U.S. News

At new French museum, the building steals the show

ANGELA DOLAND|Associated Press Writer

It's France's newest architectural wonder, and it looks something like an enormous white floppy sun hat. Or a giant swimming manta ray, or maybe an alien spacecraft.

The new Pompidou Center art museum in the eastern French city of Metz has generated a big buzz in the architecture world, largely for its complex free-form roof. When it opens to the public this week, the strange and arresting building will likely overshadow the Picassos, Dalis and Warhols it is exhibiting.

The building is all the more surreal for its setting amid the stern gray clocktowers and church steeples of Metz, chosen for its strategic location near France's borders with Germany, Luxembourg and Belgium.

Reporters got a preview of the museum, an outpost of Paris' Pompidou Center for modern and contemporary art, on Monday, two days before the opening.

Even many of those who find the exterior absurd will appreciate the galleries and how they interact with the art. On the ground floor, a hanging mirror reflects a maze of small, roofless rooms, giving art-gazers a contorted, ever-shifting view of the floor plan and art in other rooms.

The Pompidou Center is the first Paris museum to embark on what authorities call "cultural decentralization" — setting up art centers in unlikely areas outside the capital, with its hordes of masterpiece-worshipping tourists and savvy locals. The Louvre is also set to open a branch in the northern former mining town of Lens in 2012.

The Pompidou Center had a bumpy journey to Metz, a military town off the tourist circuit that has changed hands between France and Germany throughout history. The opening is several years late, and the planned budget has doubled to reach euro69.2 million ($90 million).

The roof, with its wooden frame covered over with fiberglass and teflon, is the tour de force. Supported by external pillars, it hangs over the building without touching the tops of the walls, letting outside air flow in. Japanese architect Shigeru Ban, who teamed up with Frenchman Jean de Gastines, based the roof's framework on the woven cane patterns of conical Chinese hats.

Since the new museum's three galleries are housing artistic treasures, there was extensive testing to make sure it could keep out the elements. Models were put in wind tunnels, pounded with snow and frozen.

The building also includes an obscure, built-in homage to the original Paris Pompidou Center, a similarly daring building famous for its exoskeleton and multicolored piping that was designed by Italian Renzo Piano and Briton Richard Rogers and opened in 1977. The new building's spire is 77 meters tall.

The museum, which also includes an auditorium and a restaurant, is designed to showcase mostly art on loan from the main Pompidou Center in Paris.

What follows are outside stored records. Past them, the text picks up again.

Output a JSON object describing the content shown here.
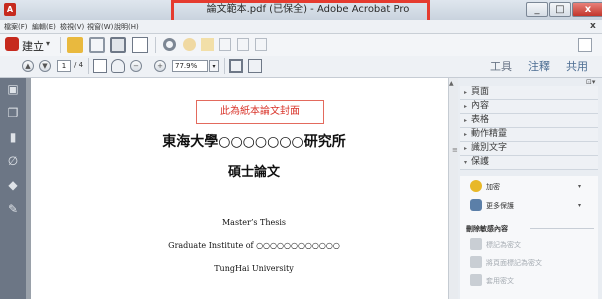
{
  "window": {
    "title": "論文範本.pdf (已保全) - Adobe Acrobat Pro",
    "minimize": "_",
    "maximize": "□",
    "close": "x",
    "doc_close": "x"
  },
  "menu": [
    "檔案(F)",
    "編輯(E)",
    "檢視(V)",
    "視窗(W)",
    "說明(H)"
  ],
  "toolbar": {
    "create_label": "建立",
    "create_caret": "▾"
  },
  "nav": {
    "page_current": "1",
    "page_total": "/ 4",
    "zoom": "77.9%",
    "zoom_caret": "▾"
  },
  "right_tabs": {
    "tools": "工具",
    "comment": "注釋",
    "share": "共用"
  },
  "document": {
    "cover_box": "此為紙本論文封面",
    "institute": "東海大學○○○○○○○研究所",
    "degree": "碩士論文",
    "thesis_en": "Master’s Thesis",
    "institute_en": "Graduate Institute of ○○○○○○○○○○○○",
    "university_en": "TungHai University"
  },
  "panel": {
    "menu_glyph": "⊡▾",
    "sections": [
      {
        "label": "頁面",
        "arrow": "▸"
      },
      {
        "label": "內容",
        "arrow": "▸"
      },
      {
        "label": "表格",
        "arrow": "▸"
      },
      {
        "label": "動作精靈",
        "arrow": "▸"
      },
      {
        "label": "識別文字",
        "arrow": "▸"
      },
      {
        "label": "保護",
        "arrow": "▾"
      }
    ],
    "protect_items": [
      {
        "label": "加密",
        "caret": "▾",
        "icon": "key-icon",
        "color": "#e8b828"
      },
      {
        "label": "更多保護",
        "caret": "▾",
        "icon": "shield-icon",
        "color": "#5b7fa8"
      }
    ],
    "remove_header": "刪除敏感內容",
    "remove_items": [
      {
        "label": "標記為密文",
        "icon": "mark-redaction-icon"
      },
      {
        "label": "將頁面標記為密文",
        "icon": "mark-page-redaction-icon"
      },
      {
        "label": "套用密文",
        "icon": "apply-redaction-icon"
      }
    ]
  },
  "colors": {
    "highlight": "#e53b2f",
    "cover_red": "#d9342a",
    "leftnav": "#6c7685"
  }
}
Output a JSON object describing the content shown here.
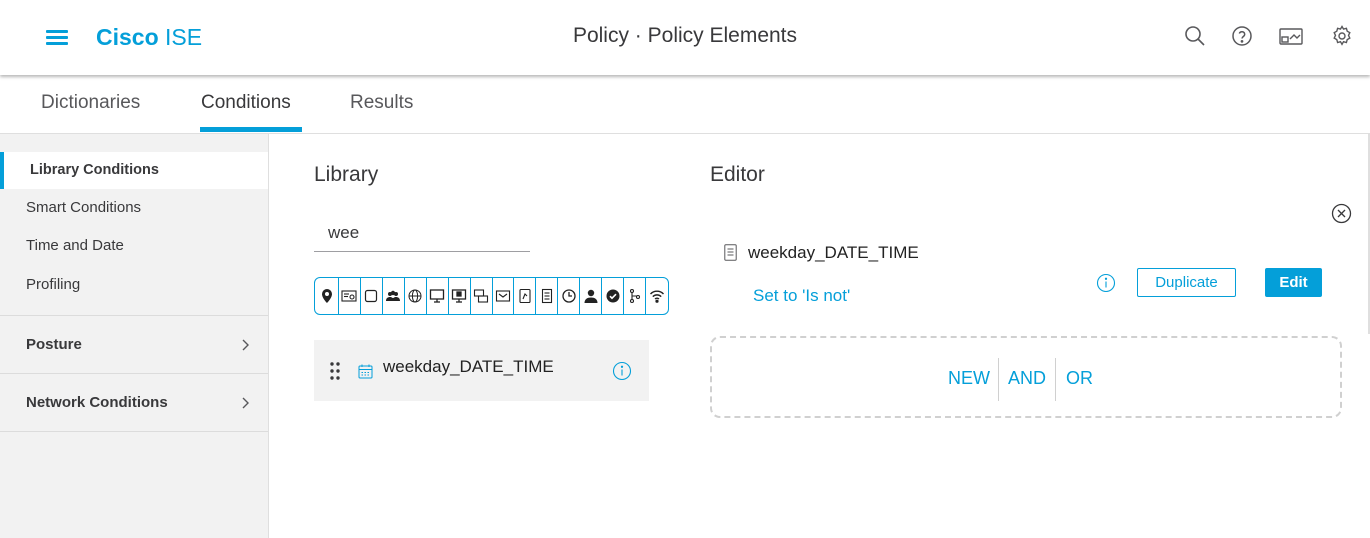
{
  "header": {
    "brand_bold": "Cisco",
    "brand_light": "ISE",
    "title": "Policy · Policy Elements",
    "icons": [
      "menu-icon",
      "search-icon",
      "help-icon",
      "dashboard-icon",
      "settings-icon"
    ]
  },
  "tabs": [
    {
      "label": "Dictionaries",
      "active": false
    },
    {
      "label": "Conditions",
      "active": true
    },
    {
      "label": "Results",
      "active": false
    }
  ],
  "sidebar": {
    "items": [
      {
        "label": "Library Conditions",
        "active": true
      },
      {
        "label": "Smart Conditions"
      },
      {
        "label": "Time and Date"
      },
      {
        "label": "Profiling"
      },
      {
        "label": "Posture",
        "expandable": true
      },
      {
        "label": "Network Conditions",
        "expandable": true
      }
    ]
  },
  "library": {
    "title": "Library",
    "search_value": "wee",
    "filter_icons": [
      "location-pin-icon",
      "id-card-icon",
      "blank-square-icon",
      "user-group-icon",
      "globe-icon",
      "monitor-icon",
      "desktop-icon",
      "chat-icon",
      "device-icon",
      "mobile-icon",
      "document-icon",
      "clock-icon",
      "user-icon",
      "check-circle-icon",
      "network-tree-icon",
      "wifi-icon"
    ],
    "items": [
      {
        "name": "weekday_DATE_TIME",
        "icon": "calendar-icon"
      }
    ]
  },
  "editor": {
    "title": "Editor",
    "condition_name": "weekday_DATE_TIME",
    "set_not_label": "Set to 'Is not'",
    "duplicate_label": "Duplicate",
    "edit_label": "Edit",
    "ops": {
      "new": "NEW",
      "and": "AND",
      "or": "OR"
    }
  },
  "colors": {
    "accent": "#049fd9",
    "text": "#39393b",
    "sidebar_bg": "#f2f2f2"
  }
}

The opening exhibit is called "Masterpieces?" and it includes nearly 800 works of art by artists including Matisse, Picasso, Kandinsky and Miro.

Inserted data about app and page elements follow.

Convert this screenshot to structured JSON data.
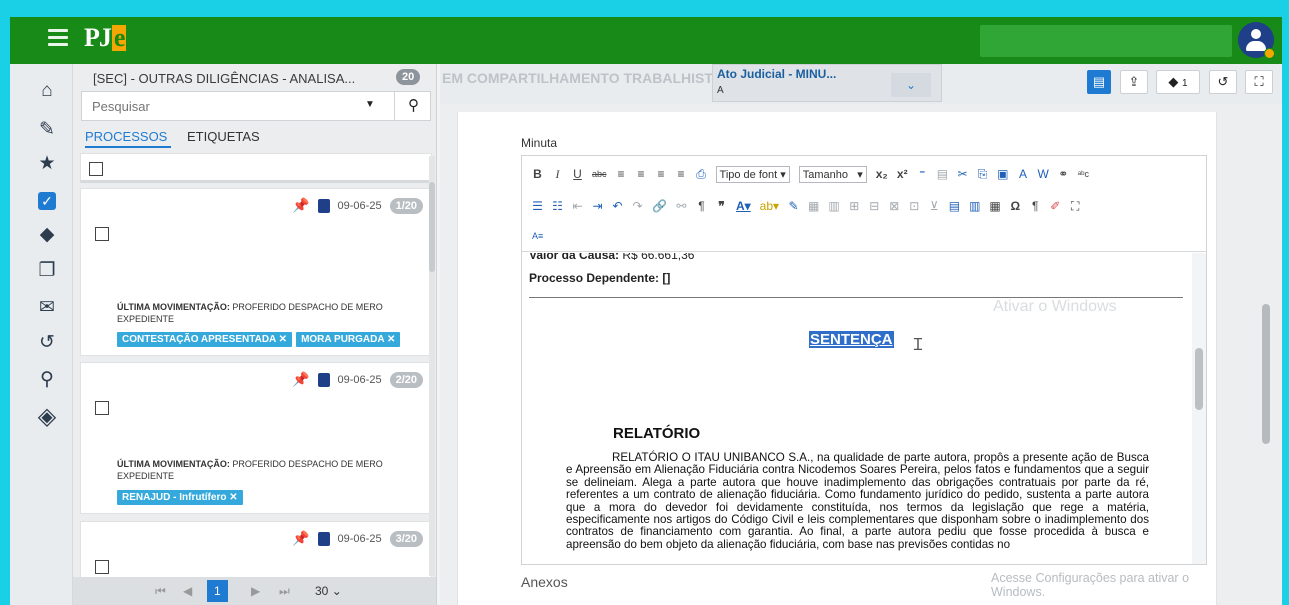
{
  "header": {
    "logo_main": "PJ",
    "logo_accent": "e"
  },
  "sidebar": {
    "items": [
      {
        "name": "home-icon",
        "glyph": "⌂"
      },
      {
        "name": "pencil-icon",
        "glyph": "✎"
      },
      {
        "name": "star-icon",
        "glyph": "★"
      },
      {
        "name": "checkbox-icon",
        "glyph": "✓"
      },
      {
        "name": "tags-icon",
        "glyph": "🏷"
      },
      {
        "name": "copy-icon",
        "glyph": "❐"
      },
      {
        "name": "envelope-icon",
        "glyph": "✉"
      },
      {
        "name": "history-icon",
        "glyph": "↺"
      },
      {
        "name": "search-icon",
        "glyph": "⚲"
      },
      {
        "name": "pje-diamond-icon",
        "glyph": "◈"
      }
    ]
  },
  "panel": {
    "title": "[SEC] - OUTRAS DILIGÊNCIAS - ANALISA...",
    "count": "20",
    "search_placeholder": "Pesquisar",
    "tabs": [
      "PROCESSOS",
      "ETIQUETAS"
    ],
    "cards": [
      {
        "date": "09-06-25",
        "counter": "1/20",
        "movement_label": "ÚLTIMA MOVIMENTAÇÃO:",
        "movement_text": "PROFERIDO DESPACHO DE MERO EXPEDIENTE",
        "tags": [
          "CONTESTAÇÃO APRESENTADA ✕",
          "MORA PURGADA ✕"
        ]
      },
      {
        "date": "09-06-25",
        "counter": "2/20",
        "movement_label": "ÚLTIMA MOVIMENTAÇÃO:",
        "movement_text": "PROFERIDO DESPACHO DE MERO EXPEDIENTE",
        "tags": [
          "RENAJUD - Infrutífero ✕"
        ]
      },
      {
        "date": "09-06-25",
        "counter": "3/20"
      }
    ],
    "pager": {
      "first": "⏮",
      "prev": "◀",
      "current": "1",
      "next": "▶",
      "last": "⏭",
      "page_size": "30"
    }
  },
  "main": {
    "blurred_title": "EM COMPARTILHAMENTO TRABALHISTA",
    "doc_type_line1": "Ato Judicial - MINU...",
    "doc_type_line2": "A",
    "tag_count": "1",
    "minuta_label": "Minuta",
    "toolbar": {
      "font_select": "Tipo de font",
      "size_select": "Tamanho"
    },
    "content": {
      "valor_label": "Valor da Causa:",
      "valor_value": "R$ 66.661,36",
      "dependente": "Processo Dependente: []",
      "sentenca": "SENTENÇA",
      "relatorio": "RELATÓRIO",
      "body": "RELATÓRIO O ITAU UNIBANCO S.A., na qualidade de parte autora, propôs a presente ação de Busca e Apreensão em Alienação Fiduciária contra Nicodemos Soares Pereira, pelos fatos e fundamentos que a seguir se delineiam. Alega a parte autora que houve inadimplemento das obrigações contratuais por parte da ré, referentes a um contrato de alienação fiduciária. Como fundamento jurídico do pedido, sustenta a parte autora que a mora do devedor foi devidamente constituída, nos termos da legislação que rege a matéria, especificamente nos artigos do Código Civil e leis complementares que disponham sobre o inadimplemento dos contratos de financiamento com garantia. Ao final, a parte autora pediu que fosse procedida à busca e apreensão do bem objeto da alienação fiduciária, com base nas previsões contidas no"
    },
    "anexos_label": "Anexos",
    "watermark_title": "Ativar o Windows",
    "watermark_text": "Acesse Configurações para ativar o Windows."
  }
}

President Nicolas Sarkozy is to visit on Tuesday, ahead of Wednesday's opening, which launches five days of free celebrations for visitors.